"Many birth defects affect the oral-facial region of the body. These defects include the commonly known cleft lip and/or palate deformities, nasal deformities, ear deformities, various facial syndromes and speech disorders," says a brochure prepared by Children's Hospital for the Cleft Lip and Palate Parent Support Group at the hospital.

All parents who have cleft lip and/or cleft palate children who are being treated at Children's Oral-Facial Anomaly Center are members of this group. The psychological and emotional support of parents who have children with these deformities is as important to the doctors and staff at the hospital as the surgical repair of the children affected.
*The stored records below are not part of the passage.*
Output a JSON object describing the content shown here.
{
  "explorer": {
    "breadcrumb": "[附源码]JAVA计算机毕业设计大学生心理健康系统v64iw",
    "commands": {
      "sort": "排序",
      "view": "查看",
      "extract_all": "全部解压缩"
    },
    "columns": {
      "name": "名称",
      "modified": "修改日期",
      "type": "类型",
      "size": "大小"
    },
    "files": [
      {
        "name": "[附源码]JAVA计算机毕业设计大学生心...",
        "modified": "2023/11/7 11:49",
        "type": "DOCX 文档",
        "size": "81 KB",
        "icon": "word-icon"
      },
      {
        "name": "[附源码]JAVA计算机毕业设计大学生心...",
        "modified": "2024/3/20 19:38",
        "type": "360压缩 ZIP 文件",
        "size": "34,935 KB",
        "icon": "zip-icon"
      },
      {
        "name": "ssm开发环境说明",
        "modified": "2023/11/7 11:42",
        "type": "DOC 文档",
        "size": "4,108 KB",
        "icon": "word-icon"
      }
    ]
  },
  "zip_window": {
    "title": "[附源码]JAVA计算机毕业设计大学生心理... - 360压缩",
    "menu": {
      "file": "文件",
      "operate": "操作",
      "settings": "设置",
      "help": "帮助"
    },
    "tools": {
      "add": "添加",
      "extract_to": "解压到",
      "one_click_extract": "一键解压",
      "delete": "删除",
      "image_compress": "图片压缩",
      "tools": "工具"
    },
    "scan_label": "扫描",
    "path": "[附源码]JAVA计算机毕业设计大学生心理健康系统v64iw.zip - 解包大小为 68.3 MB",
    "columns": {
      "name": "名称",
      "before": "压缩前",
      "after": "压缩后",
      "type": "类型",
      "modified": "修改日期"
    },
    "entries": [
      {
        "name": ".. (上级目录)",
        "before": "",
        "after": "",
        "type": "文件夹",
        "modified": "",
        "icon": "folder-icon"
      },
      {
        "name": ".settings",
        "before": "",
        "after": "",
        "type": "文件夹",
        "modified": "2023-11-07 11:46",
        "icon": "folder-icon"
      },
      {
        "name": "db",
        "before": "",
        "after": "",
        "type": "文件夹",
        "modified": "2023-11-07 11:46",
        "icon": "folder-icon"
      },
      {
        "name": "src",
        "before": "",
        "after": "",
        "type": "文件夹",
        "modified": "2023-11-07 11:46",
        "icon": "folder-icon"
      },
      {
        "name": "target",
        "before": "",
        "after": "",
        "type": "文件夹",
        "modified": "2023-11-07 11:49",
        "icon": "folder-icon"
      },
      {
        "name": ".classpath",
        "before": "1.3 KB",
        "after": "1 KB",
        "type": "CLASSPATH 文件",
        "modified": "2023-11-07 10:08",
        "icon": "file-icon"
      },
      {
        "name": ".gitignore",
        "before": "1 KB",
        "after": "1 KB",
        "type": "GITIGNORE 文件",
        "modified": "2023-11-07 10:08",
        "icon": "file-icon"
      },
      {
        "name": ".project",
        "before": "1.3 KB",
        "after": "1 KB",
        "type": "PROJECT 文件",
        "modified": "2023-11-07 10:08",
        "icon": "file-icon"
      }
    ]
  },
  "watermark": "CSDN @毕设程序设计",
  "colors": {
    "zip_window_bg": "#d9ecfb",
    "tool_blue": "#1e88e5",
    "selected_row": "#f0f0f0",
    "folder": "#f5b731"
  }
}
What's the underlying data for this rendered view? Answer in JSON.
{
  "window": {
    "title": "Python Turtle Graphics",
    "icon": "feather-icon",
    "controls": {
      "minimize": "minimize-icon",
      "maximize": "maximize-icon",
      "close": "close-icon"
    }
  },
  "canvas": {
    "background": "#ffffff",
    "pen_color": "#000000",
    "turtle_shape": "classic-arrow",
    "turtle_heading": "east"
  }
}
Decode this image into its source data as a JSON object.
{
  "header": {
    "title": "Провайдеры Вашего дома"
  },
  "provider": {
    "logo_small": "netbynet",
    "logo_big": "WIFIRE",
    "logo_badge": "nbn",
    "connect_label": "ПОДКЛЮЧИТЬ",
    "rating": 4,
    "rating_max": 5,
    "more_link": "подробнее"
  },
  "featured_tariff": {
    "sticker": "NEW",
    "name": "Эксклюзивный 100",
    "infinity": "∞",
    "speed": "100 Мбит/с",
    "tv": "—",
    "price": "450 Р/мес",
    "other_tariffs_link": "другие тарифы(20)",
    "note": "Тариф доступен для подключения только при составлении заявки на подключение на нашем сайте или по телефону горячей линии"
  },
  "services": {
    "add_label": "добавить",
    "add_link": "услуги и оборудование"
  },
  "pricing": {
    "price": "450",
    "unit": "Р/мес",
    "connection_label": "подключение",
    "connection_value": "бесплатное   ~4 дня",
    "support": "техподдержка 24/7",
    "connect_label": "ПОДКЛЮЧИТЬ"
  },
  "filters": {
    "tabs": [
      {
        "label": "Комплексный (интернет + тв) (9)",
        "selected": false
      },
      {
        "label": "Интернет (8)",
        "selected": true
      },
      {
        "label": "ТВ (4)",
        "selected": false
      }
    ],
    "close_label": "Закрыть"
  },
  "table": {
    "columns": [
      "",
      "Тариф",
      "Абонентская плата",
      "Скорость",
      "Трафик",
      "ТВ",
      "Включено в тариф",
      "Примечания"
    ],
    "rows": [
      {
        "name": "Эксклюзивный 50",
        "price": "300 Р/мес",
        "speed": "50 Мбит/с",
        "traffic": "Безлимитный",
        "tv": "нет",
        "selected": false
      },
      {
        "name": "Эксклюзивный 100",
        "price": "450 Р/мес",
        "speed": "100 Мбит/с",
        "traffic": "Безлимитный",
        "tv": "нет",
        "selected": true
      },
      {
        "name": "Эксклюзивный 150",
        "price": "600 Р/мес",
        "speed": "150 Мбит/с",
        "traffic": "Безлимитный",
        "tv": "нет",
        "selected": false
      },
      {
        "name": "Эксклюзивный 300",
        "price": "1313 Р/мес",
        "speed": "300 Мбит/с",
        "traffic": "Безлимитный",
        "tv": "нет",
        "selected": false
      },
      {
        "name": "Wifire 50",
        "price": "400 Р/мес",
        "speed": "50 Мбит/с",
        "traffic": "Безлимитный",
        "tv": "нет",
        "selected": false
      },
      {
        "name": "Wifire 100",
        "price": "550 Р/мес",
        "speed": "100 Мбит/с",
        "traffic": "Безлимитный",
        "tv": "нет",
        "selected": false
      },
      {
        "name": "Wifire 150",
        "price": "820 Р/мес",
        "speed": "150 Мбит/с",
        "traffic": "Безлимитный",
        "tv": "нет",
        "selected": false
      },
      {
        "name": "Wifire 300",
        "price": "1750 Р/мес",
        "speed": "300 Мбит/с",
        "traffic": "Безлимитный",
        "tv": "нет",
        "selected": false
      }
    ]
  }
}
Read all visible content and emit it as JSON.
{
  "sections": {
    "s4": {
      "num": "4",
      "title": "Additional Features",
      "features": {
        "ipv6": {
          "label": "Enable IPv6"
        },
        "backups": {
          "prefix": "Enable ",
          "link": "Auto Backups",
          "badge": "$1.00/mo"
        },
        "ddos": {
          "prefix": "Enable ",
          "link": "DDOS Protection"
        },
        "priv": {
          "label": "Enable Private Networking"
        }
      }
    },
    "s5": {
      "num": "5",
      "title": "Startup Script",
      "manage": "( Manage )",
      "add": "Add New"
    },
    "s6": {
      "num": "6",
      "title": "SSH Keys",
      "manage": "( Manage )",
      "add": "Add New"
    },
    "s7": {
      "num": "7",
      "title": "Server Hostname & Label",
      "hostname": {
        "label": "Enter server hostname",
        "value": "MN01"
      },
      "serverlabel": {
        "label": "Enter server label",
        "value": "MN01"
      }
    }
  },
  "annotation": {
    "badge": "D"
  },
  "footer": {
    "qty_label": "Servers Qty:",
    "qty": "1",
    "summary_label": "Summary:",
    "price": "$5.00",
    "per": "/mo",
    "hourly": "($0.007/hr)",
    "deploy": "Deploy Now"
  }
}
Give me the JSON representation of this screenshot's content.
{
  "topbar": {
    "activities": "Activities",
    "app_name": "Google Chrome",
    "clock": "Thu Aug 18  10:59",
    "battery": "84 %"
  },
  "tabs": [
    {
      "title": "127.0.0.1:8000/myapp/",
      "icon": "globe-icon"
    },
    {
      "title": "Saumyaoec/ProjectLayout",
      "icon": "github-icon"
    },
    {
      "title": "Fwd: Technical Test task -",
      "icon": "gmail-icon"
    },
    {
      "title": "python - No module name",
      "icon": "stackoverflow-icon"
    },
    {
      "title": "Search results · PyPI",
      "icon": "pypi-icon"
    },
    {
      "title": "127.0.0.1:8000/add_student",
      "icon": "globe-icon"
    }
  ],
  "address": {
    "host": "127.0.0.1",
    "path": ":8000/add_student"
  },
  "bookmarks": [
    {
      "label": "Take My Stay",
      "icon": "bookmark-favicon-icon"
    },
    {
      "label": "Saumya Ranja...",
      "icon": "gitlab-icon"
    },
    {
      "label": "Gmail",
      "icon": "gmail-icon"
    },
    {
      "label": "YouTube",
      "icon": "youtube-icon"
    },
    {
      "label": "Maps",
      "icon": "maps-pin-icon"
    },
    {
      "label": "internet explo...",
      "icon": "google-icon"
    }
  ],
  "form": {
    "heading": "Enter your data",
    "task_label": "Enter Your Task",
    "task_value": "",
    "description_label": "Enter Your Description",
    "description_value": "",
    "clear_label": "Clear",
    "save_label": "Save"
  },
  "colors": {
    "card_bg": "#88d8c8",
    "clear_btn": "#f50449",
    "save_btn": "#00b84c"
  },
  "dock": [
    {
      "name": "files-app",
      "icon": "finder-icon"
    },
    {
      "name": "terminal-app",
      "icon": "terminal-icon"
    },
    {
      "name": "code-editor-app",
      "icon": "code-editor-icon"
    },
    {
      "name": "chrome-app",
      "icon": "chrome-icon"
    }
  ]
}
Correction and rehabilitation of these deformities involves the technical skill and experience of many specialists. A multidisciplinary team composed of an audiologist, geneticist, orthodontist, otolarnygologist, pedodontist, pediatrician, phychiatrist, plastic and reconstructive surgeon, speech pathologist, social worker and nurse provides comprehensive evaluations and treatment plans to meet each individual child's needs.

The team approach is economical in terms of both time and money because most of the examinations by specialists are accomplished in one trip to the hospital. Other necessary tests can also be coordinated during that visit. The test results for each child are discussed individually by the team, and recommendations are made to the parents. They are free to utilize Children's Hospital or to use facilities in their local community. A team coordinator follows through to help accomplish those recommendations.

During 1980, members of the Parent Support Group at Children's launched an appeal for funds to area businesses for equipment and toys to place on "4 Blue," a fourth-floor surgical unit, to fill the special needs of children undergoing cleft lip/palate repair. The group also received two anonymous gifts totaling $2,200 during their campaign.

The donations chairwoman of the group, Jana Spaulding, said, "This year's project is aimed at 'endowing' one or two cleft repair operations by appealing to public and private foundations. We would like to make available such surgery for a child whose family would otherwise be unable to afford it.

"As you know," Spaulding continued, "no child in need of medical attention is ever refused treatment at Children's Hospital. Our group would simply like to relieve a small amount of the financial burden placed on the hospital because of this policy."

Spaulding has a special interest in the work of the Parent Support Group because her own son, Ethan, was born with a bilateral cleft lip. He has had two successful operations, and, in the words of his mother, "is a happy little boy with a wonderful life ahead of him."

Life-giving help for all kinds of needy, wonderful children arrived this morning from seven area groups and employers. Leading the list was a $25 check from the American Antique Arts Association, McLean chapter. A $50 check came from the Chemistry Department of Catholic University.

Checks totaling $53 represented the "Administrative Systems Support Branch, Office of ADP Systems Development, Department of HUD."

Our last four groups today used the famous "in lieu of Christmas cards" method to raise substantial gifts for Children's Hospital. The FDA's Office of the Associate Commissioner for Regulatory Affairs continued their longstanding practice by sending $82. Checks totaling $90 arrived from employes of the Diary Division of the Agriculture Department's Agricultural Marketing Service. Staff members of Andrews Federal Credit Union collected $185 for Children's by forgoing the exchange of Christmas cards.

Last but not least, the faculty of Springbrook High School in Silver Spring came through again this year for Children's, gathering $356 for the free-care fund. They do it every year.

Those seven groups added $850 to the shoebox, bringing our total to $165,292.31. That's still a far cry from our goal of $231,000-plus.

We still have our two big guns, the Navy and Ma Bell, to lean on, but a last burst of support form concerned District Liners might get us over the top. To help, please send your tax-deductible check, made payable to Children's Hospital, to: Scott Chase, c/o The Washington Post, 1150 15th St. NW, Washington, D.C. 20071.